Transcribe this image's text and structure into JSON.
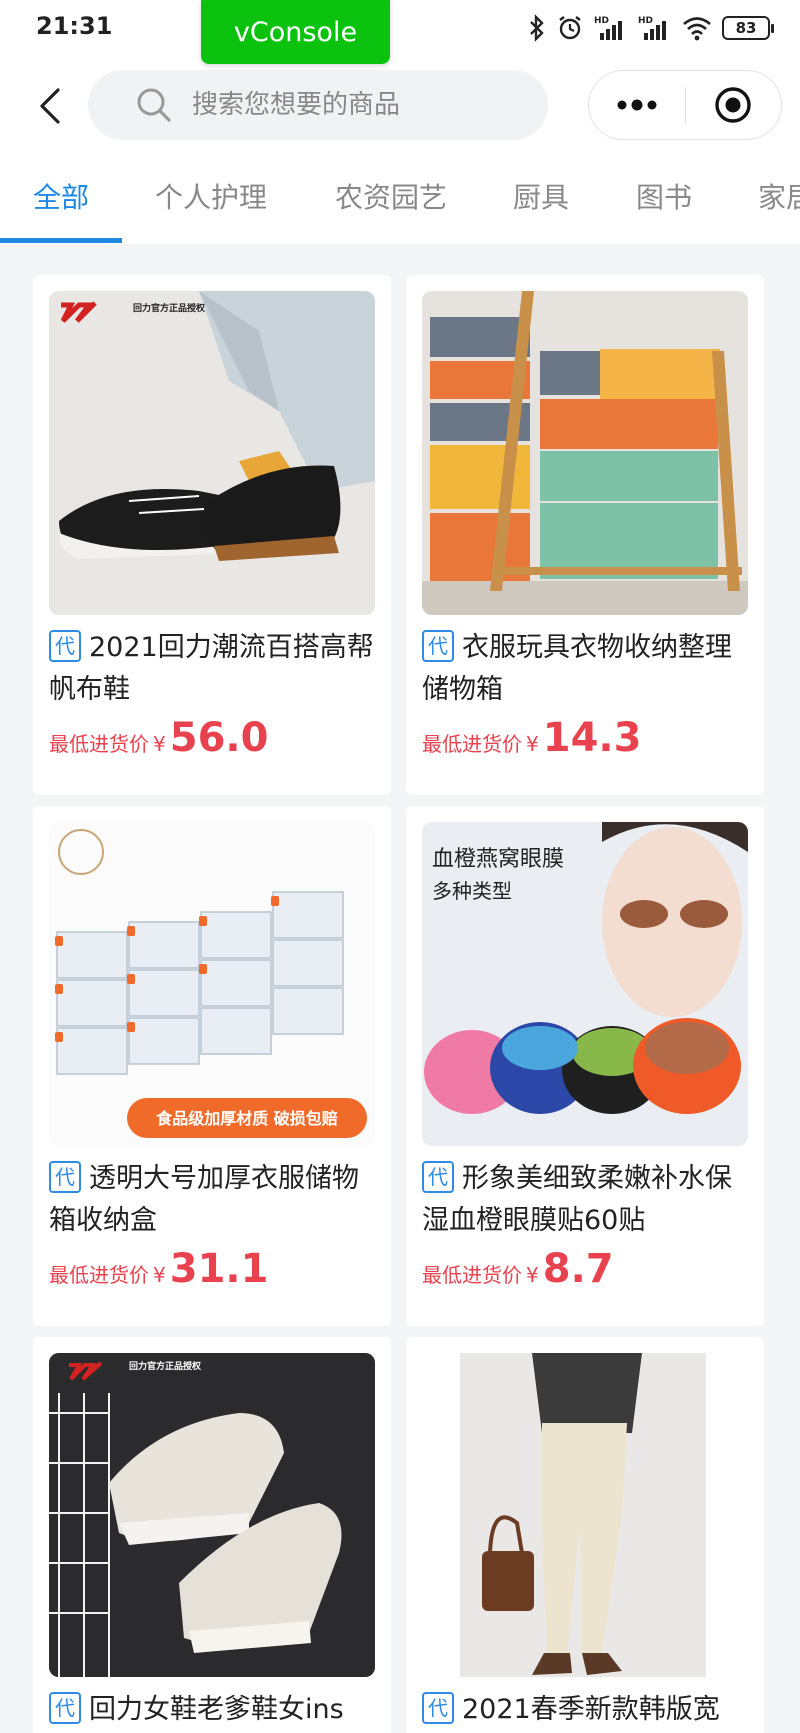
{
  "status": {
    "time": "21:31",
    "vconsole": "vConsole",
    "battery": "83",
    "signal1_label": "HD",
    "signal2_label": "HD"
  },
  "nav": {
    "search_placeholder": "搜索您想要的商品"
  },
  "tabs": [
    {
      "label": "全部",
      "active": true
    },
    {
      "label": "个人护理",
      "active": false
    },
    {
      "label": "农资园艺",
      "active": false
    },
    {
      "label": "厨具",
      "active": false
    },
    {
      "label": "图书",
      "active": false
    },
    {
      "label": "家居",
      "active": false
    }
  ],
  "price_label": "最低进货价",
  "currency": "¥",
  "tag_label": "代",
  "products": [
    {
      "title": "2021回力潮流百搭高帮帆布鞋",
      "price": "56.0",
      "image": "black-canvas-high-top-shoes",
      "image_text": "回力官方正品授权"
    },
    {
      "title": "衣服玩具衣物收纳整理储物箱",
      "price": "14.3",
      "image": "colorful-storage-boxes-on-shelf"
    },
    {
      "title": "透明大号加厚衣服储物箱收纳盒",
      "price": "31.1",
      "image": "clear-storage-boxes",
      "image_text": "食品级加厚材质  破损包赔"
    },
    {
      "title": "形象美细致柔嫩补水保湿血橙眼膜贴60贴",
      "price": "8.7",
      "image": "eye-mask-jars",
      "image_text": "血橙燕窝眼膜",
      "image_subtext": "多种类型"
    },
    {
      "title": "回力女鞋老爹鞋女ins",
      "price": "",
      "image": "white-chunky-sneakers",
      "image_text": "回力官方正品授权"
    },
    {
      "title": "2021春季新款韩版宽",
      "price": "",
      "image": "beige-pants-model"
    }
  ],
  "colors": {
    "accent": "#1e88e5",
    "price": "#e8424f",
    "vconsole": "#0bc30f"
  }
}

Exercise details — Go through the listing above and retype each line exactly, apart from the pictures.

Result of the task —
Transcribe this image's text and structure into JSON.
{
  "status": {
    "time": "21:31",
    "vconsole": "vConsole",
    "battery": "83",
    "signal1_label": "HD",
    "signal2_label": "HD"
  },
  "nav": {
    "search_placeholder": "搜索您想要的商品"
  },
  "tabs": [
    {
      "label": "全部",
      "active": true
    },
    {
      "label": "个人护理",
      "active": false
    },
    {
      "label": "农资园艺",
      "active": false
    },
    {
      "label": "厨具",
      "active": false
    },
    {
      "label": "图书",
      "active": false
    },
    {
      "label": "家居",
      "active": false
    }
  ],
  "price_label": "最低进货价",
  "currency": "¥",
  "tag_label": "代",
  "products": [
    {
      "title": "2021回力潮流百搭高帮帆布鞋",
      "price": "56.0",
      "image": "black-canvas-high-top-shoes",
      "image_text": "回力官方正品授权"
    },
    {
      "title": "衣服玩具衣物收纳整理储物箱",
      "price": "14.3",
      "image": "colorful-storage-boxes-on-shelf"
    },
    {
      "title": "透明大号加厚衣服储物箱收纳盒",
      "price": "31.1",
      "image": "clear-storage-boxes",
      "image_text": "食品级加厚材质  破损包赔"
    },
    {
      "title": "形象美细致柔嫩补水保湿血橙眼膜贴60贴",
      "price": "8.7",
      "image": "eye-mask-jars",
      "image_text": "血橙燕窝眼膜",
      "image_subtext": "多种类型"
    },
    {
      "title": "回力女鞋老爹鞋女ins",
      "price": "",
      "image": "white-chunky-sneakers",
      "image_text": "回力官方正品授权"
    },
    {
      "title": "2021春季新款韩版宽",
      "price": "",
      "image": "beige-pants-model"
    }
  ],
  "colors": {
    "accent": "#1e88e5",
    "price": "#e8424f",
    "vconsole": "#0bc30f"
  }
}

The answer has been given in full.